Back to his framed photographs. One of the most surreal shows a conference table headed by Yasir Arafat, with Mr Abrahams, Zelig-like, seated nearby. He is enormously proud of his links with the Palestinian people, seeing himself as someone who can help bring peace to the Middle East, and boasts of talking to “moderate” members of Hamas.
“You’ve got to bring in both sides,” he says. “I do all I can to facilitate communication.” What does he think he can offer the Palestinians? “I can listen to their side. That’s what people want. The tragedy of the Middle East is that too much is said before the deal is done. In one word, what is needed is trust.”
His dream is to see an economic confederation in the Middle East, leading to co- operation on matters like water and energy, with Jews from Arab lands returning to build economic prosperity in the lands they came from.
He backs his ideas with hard cash, endowing a chair in Middle East politics at Warwick University. Now he hopes to arrange, with Warwick, a symposium to which he plans to invite Hillary Clinton and many Middle East leaders. “I’ve always wanted a London conference on the Middle East,” he says.
Many of the charities he supports enable interfaith communication and he sees his role as “bringing non-Jewish people together for Israel”.
With his emphasis on communication and faith, he seems a natural to back Tony Blair’s new Faith Foundation. But it was suggested, he says, that he kept a low profile during the police investigation. He will not say who made the suggestion, and plays down his links with Mr Blair, embarrassed by the criticism that came his way after he was spotted in the front row when Blair announced that he was stepping down as Prime Minister.
“I was only in the front row because the constituency chairman asked me to sit there,” he says. “It was a very small room.”
Our interview nearly over, it is time to tackle a contentious matter, the lawsuit brought by Mr Abrahams against the JC at the height of the Donorgate scandal, a lawsuit he subsequently dropped. Mr Abrahams finds me a transcript of a Newsnight interview he gave at the time, in which he denounced the JC as a “tabloid…it’s sensationalist”.
What has changed? Why is he happily chatting to me now, and going so far as to lend me some of his prized photographs? “Time is a great healer,” he says, airily.

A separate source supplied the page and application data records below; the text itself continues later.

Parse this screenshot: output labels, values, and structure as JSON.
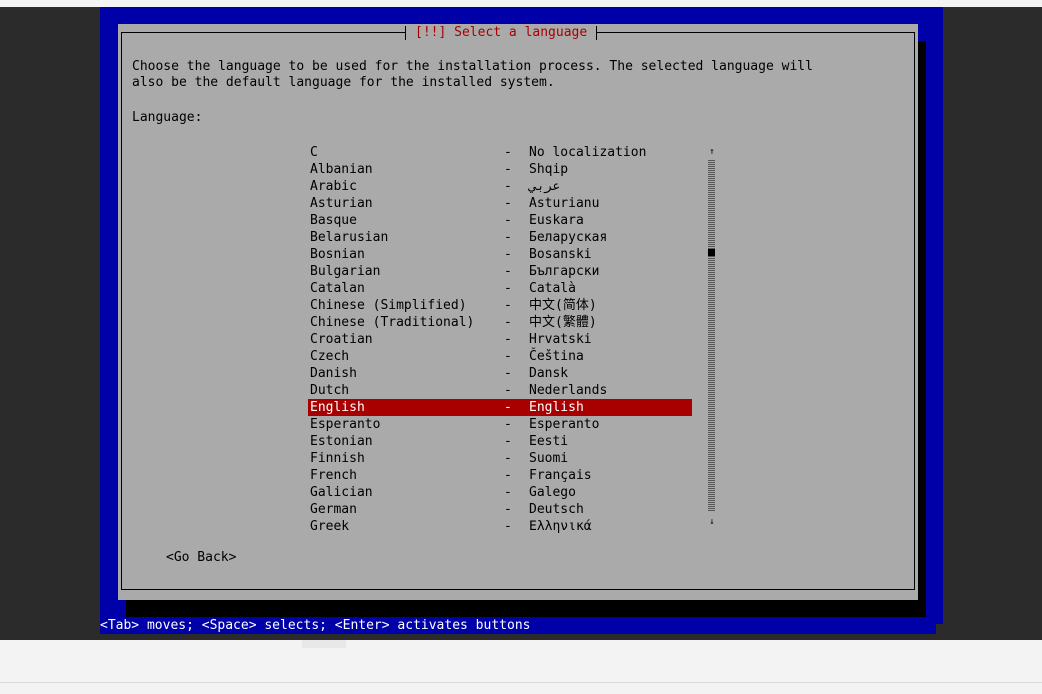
{
  "dialog": {
    "title": "[!!] Select a language",
    "instruction": "Choose the language to be used for the installation process. The selected language will\nalso be the default language for the installed system.",
    "language_label": "Language:",
    "languages": [
      {
        "name": "C",
        "dash": "-",
        "native": "No localization"
      },
      {
        "name": "Albanian",
        "dash": "-",
        "native": "Shqip"
      },
      {
        "name": "Arabic",
        "dash": "-",
        "native": "عربي"
      },
      {
        "name": "Asturian",
        "dash": "-",
        "native": "Asturianu"
      },
      {
        "name": "Basque",
        "dash": "-",
        "native": "Euskara"
      },
      {
        "name": "Belarusian",
        "dash": "-",
        "native": "Беларуская"
      },
      {
        "name": "Bosnian",
        "dash": "-",
        "native": "Bosanski"
      },
      {
        "name": "Bulgarian",
        "dash": "-",
        "native": "Български"
      },
      {
        "name": "Catalan",
        "dash": "-",
        "native": "Català"
      },
      {
        "name": "Chinese (Simplified)",
        "dash": "-",
        "native": "中文(简体)"
      },
      {
        "name": "Chinese (Traditional)",
        "dash": "-",
        "native": "中文(繁體)"
      },
      {
        "name": "Croatian",
        "dash": "-",
        "native": "Hrvatski"
      },
      {
        "name": "Czech",
        "dash": "-",
        "native": "Čeština"
      },
      {
        "name": "Danish",
        "dash": "-",
        "native": "Dansk"
      },
      {
        "name": "Dutch",
        "dash": "-",
        "native": "Nederlands"
      },
      {
        "name": "English",
        "dash": "-",
        "native": "English"
      },
      {
        "name": "Esperanto",
        "dash": "-",
        "native": "Esperanto"
      },
      {
        "name": "Estonian",
        "dash": "-",
        "native": "Eesti"
      },
      {
        "name": "Finnish",
        "dash": "-",
        "native": "Suomi"
      },
      {
        "name": "French",
        "dash": "-",
        "native": "Français"
      },
      {
        "name": "Galician",
        "dash": "-",
        "native": "Galego"
      },
      {
        "name": "German",
        "dash": "-",
        "native": "Deutsch"
      },
      {
        "name": "Greek",
        "dash": "-",
        "native": "Ελληνικά"
      }
    ],
    "selected_language": "English",
    "scroll_up": "↑",
    "scroll_down": "↓",
    "go_back_label": "<Go Back>"
  },
  "status_bar": {
    "text": "<Tab> moves; <Space> selects; <Enter> activates buttons"
  },
  "colors": {
    "console_blue": "#0000a8",
    "dialog_gray": "#aaaaaa",
    "selection_red": "#a80000",
    "title_red": "#a80000"
  }
}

He is keen to stress his many links with the Jewish community, from his days as a young boy attending a Gateshead yeshivah — “brilliant training for the memory”. Now he is a member of two synagogues and says his faith is very important to him. “The Jewish religion is the oldest and most impressive.”
Freed of the worry of a court case over his donations, Mr Abrahams is happy to consider giving money to Labour again, and thinks Gordon Brown is a “superb” leader, although he favours state funding of political parties and would only give under his own name. He will continue to support many charities, including one for men’s cancer.
Our time is up, as Mr Abrahams’ personal trainer has arrived. She trundles the large heater out of the room, and I remark on how hot it is. “I’m very temperature sensitive,” he says.
“My life’s not structured,” he adds, “I’m very easy going. For me, every day is an adventure.”
The standfirst to our article entitled "The gospel according to David" (15 May, above), which was an interview with David Abrahams, said "I am the man to bring Middle East peace". Although Mr Abrahams explained how he hoped to help the Middle East peace process, as set out in the interview, he has asked us to make it clear that he did not use these words or suggest that he was the only or the most important person in this process."